He sees great value in the “blue books” — the Concordia Commentary series by Concordia Publishing House — and wishes they were available in German so that his peers could avail themselves to the practical approach they present.
During the fall quarter, Brandt audited five classes and is taking three of his five winter quarter classes for credit. “The workload is much more here,” he said. “In Germany, there is more academic freedom and students have the opportunity to choose to study whatever they want. Here, it is very focused.”
When he becomes a pastor, Brandt plans to focus on catechesis.
“That is something I really want, to have a good catechesis basis for everyone, especially for young adults,” he said. He believes that “we lose them because we do not have enough faith-growing programs for them after confirmation.”
While his Seminary course load is more defined than what he had in Germany, he said that he sees the advantages of both.

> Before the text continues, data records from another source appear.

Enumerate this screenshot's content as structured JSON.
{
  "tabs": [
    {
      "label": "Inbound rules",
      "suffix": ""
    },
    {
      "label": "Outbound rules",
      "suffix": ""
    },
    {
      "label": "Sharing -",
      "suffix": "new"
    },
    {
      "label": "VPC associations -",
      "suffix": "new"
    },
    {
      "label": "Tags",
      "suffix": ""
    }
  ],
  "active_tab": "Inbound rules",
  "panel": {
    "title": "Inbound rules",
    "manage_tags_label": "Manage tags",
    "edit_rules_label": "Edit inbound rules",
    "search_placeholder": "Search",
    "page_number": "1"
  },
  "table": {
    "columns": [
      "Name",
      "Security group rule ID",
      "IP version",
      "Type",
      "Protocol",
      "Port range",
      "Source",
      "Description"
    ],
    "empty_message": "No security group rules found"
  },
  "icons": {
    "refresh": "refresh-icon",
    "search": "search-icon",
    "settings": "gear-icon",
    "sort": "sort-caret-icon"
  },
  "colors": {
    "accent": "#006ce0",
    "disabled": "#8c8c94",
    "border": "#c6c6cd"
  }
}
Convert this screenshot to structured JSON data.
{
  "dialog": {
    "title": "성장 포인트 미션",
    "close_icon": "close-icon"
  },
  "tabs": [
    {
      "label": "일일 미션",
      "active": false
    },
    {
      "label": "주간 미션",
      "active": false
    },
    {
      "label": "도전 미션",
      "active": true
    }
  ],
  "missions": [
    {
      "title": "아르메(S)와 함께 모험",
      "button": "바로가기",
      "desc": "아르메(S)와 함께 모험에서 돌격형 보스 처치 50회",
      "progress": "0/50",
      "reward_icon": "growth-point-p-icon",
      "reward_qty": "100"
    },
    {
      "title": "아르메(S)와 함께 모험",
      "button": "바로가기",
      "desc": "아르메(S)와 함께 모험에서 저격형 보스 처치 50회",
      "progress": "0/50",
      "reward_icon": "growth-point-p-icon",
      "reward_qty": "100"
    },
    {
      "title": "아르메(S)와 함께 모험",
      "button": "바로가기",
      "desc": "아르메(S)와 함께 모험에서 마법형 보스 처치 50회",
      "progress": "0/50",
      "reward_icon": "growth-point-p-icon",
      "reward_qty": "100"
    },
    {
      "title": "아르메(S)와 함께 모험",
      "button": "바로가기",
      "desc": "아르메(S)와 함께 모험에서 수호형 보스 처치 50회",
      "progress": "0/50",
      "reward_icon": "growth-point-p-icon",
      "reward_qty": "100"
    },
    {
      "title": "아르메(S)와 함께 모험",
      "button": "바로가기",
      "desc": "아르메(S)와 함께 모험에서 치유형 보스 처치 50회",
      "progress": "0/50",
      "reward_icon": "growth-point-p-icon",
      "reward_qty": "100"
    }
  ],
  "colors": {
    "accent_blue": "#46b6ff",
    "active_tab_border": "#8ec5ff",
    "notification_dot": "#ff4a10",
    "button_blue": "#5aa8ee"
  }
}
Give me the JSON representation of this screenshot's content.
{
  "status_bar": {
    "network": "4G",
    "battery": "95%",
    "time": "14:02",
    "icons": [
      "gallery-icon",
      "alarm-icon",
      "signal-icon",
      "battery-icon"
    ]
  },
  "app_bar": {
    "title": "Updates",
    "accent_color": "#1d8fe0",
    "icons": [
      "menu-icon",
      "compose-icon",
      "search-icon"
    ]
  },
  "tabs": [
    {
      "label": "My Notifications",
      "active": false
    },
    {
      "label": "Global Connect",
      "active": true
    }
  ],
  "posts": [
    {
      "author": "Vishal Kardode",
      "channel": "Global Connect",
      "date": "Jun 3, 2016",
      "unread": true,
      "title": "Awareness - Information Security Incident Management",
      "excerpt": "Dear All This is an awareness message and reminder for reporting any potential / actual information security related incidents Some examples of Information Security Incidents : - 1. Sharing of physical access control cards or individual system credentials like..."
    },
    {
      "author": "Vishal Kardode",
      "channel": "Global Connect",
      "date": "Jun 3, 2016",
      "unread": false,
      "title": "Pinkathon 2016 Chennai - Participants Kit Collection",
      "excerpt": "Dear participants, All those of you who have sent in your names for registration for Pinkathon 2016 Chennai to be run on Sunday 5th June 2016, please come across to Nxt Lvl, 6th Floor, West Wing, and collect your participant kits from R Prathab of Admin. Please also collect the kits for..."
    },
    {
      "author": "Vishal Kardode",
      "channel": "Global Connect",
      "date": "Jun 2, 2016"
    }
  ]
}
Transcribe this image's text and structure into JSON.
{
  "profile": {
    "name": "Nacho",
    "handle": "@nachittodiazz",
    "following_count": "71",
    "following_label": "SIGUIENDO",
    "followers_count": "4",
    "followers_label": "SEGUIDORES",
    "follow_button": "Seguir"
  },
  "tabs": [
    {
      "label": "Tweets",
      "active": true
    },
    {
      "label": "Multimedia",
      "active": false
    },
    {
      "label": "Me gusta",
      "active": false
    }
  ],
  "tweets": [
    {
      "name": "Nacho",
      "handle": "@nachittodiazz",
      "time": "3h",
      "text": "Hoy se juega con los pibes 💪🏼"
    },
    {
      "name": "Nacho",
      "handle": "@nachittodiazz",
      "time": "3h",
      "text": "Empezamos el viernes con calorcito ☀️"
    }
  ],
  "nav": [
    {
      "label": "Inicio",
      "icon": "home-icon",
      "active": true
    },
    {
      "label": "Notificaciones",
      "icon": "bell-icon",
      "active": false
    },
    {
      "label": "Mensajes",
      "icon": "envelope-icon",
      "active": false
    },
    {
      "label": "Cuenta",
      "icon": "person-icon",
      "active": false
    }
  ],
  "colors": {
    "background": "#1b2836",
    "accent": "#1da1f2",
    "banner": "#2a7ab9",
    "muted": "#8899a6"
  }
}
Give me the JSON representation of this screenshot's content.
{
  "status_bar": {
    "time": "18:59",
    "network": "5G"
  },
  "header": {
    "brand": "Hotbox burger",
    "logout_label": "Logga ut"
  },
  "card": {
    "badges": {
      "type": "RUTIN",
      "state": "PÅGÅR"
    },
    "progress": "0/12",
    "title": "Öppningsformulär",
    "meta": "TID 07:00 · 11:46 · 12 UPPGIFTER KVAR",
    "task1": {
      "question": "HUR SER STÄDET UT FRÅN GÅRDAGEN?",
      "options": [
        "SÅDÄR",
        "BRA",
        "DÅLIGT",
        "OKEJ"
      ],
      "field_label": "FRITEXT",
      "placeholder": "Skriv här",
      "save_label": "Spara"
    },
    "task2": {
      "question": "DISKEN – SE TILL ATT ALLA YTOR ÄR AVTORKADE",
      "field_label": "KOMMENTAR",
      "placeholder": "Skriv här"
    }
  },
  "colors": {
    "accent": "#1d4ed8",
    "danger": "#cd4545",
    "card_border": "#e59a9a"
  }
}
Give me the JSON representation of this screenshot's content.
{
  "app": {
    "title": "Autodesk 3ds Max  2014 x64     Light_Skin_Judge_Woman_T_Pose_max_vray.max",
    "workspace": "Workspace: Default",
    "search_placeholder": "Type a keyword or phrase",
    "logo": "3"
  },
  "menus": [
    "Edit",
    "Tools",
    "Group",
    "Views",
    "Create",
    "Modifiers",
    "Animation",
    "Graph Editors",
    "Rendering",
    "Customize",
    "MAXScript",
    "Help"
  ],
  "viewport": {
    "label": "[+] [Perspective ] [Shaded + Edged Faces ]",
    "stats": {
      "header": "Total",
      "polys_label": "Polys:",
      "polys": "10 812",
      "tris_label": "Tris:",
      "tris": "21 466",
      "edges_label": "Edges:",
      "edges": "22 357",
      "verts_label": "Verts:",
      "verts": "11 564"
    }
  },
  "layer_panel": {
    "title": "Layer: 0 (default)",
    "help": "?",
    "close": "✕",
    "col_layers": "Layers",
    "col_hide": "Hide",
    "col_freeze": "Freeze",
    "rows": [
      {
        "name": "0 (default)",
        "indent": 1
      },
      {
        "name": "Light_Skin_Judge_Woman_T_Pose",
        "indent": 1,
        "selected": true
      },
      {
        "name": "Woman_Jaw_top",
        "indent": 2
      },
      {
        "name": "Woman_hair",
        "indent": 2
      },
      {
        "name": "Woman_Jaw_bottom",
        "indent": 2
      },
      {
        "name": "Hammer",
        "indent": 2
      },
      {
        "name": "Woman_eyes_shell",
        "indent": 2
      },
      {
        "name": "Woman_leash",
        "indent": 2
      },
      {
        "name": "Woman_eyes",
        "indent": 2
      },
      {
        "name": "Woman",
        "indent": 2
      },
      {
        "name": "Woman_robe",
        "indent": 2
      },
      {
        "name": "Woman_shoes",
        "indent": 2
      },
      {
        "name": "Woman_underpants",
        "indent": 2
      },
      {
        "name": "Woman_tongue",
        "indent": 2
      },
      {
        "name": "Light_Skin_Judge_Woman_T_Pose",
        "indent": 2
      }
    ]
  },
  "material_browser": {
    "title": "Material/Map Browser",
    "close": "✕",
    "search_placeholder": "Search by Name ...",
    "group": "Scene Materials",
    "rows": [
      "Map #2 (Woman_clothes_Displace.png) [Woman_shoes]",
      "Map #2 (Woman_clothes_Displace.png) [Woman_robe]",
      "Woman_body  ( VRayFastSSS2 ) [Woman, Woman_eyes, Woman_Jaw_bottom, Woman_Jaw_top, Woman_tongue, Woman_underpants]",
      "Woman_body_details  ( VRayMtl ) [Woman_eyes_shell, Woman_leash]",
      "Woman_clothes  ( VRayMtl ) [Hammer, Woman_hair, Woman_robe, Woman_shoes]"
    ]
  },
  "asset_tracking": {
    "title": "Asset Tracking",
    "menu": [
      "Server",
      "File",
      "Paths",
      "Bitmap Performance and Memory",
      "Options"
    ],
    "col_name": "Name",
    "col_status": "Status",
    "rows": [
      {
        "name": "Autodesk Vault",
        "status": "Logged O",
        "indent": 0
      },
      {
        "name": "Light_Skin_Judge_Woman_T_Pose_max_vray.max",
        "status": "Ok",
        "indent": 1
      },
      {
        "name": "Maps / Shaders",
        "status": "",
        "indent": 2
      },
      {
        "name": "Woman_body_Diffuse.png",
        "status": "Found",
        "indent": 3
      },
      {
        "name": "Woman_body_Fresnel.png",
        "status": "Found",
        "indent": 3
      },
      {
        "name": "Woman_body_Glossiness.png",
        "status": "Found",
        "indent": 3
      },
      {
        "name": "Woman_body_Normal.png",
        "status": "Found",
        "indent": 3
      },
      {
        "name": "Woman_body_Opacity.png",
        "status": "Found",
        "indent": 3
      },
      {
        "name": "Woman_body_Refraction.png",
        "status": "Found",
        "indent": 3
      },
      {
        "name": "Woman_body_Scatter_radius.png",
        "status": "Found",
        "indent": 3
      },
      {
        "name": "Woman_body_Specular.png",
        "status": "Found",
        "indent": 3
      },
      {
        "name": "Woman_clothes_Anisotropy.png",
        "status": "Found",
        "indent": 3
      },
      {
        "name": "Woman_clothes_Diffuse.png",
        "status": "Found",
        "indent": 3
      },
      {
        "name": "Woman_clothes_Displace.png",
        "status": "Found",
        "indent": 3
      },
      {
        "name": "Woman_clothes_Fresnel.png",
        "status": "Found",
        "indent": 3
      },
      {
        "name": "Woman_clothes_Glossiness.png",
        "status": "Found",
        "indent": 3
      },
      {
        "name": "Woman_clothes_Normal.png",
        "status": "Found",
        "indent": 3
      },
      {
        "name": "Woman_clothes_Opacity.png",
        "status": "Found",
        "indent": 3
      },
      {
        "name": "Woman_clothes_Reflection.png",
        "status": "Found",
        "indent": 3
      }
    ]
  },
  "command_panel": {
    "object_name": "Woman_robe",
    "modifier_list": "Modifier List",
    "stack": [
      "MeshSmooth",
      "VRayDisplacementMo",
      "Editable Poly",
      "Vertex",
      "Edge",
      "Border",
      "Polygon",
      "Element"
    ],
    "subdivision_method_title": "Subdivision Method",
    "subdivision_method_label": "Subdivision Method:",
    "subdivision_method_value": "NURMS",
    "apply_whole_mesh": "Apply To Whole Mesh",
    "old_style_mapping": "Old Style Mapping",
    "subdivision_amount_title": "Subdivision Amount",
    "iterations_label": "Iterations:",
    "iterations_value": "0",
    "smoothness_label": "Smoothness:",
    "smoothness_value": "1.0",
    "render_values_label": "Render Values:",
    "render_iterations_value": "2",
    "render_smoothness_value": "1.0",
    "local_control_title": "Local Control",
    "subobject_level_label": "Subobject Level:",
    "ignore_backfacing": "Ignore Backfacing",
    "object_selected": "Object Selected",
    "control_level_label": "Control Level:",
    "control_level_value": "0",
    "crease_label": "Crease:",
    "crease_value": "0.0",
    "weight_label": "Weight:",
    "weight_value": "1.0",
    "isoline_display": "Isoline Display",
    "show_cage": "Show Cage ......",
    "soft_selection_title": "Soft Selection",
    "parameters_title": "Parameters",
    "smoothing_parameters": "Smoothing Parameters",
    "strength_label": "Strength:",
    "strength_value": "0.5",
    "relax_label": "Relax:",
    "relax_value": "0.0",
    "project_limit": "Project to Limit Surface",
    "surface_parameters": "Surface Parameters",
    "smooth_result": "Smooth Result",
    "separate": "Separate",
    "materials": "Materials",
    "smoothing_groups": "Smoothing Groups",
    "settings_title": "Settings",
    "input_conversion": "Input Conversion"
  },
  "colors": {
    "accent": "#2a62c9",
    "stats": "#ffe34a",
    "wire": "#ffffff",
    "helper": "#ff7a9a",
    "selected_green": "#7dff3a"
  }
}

Outside of class, Brandt is getting the full Concordia Seminary experience. He plays on the soccer and volleyball teams, sings in the choir and lives in the dormitory with other unmarried seminarians.
Nils Niemeier, his next-door neighbor, said Brandt visits a different church each Sunday with other seminarians.
When Brandt went with Niemeier to Emmaus Lutheran Church in Dorsey, Ill., Niemeier said Brandt engaged many members of the church with his take on the state of the church in Germany.
“He said that because the DDR (Deutsche Demokratische Republik) suppressed the church, there is a clean slate for evangelism in East Germany and a great opportunity to share the Gospel,” Niemeier said. “It was great having Niklas along because he speaks German and many of the folks there remembered the German church services at Emmaus from when they were kids. It brought back a lot of memories for them and they learned a lot from him in turn. They love it when he visits.”
It was a positive experience for Brandt as well.
“I really feel like I’m a part of the community,” he said.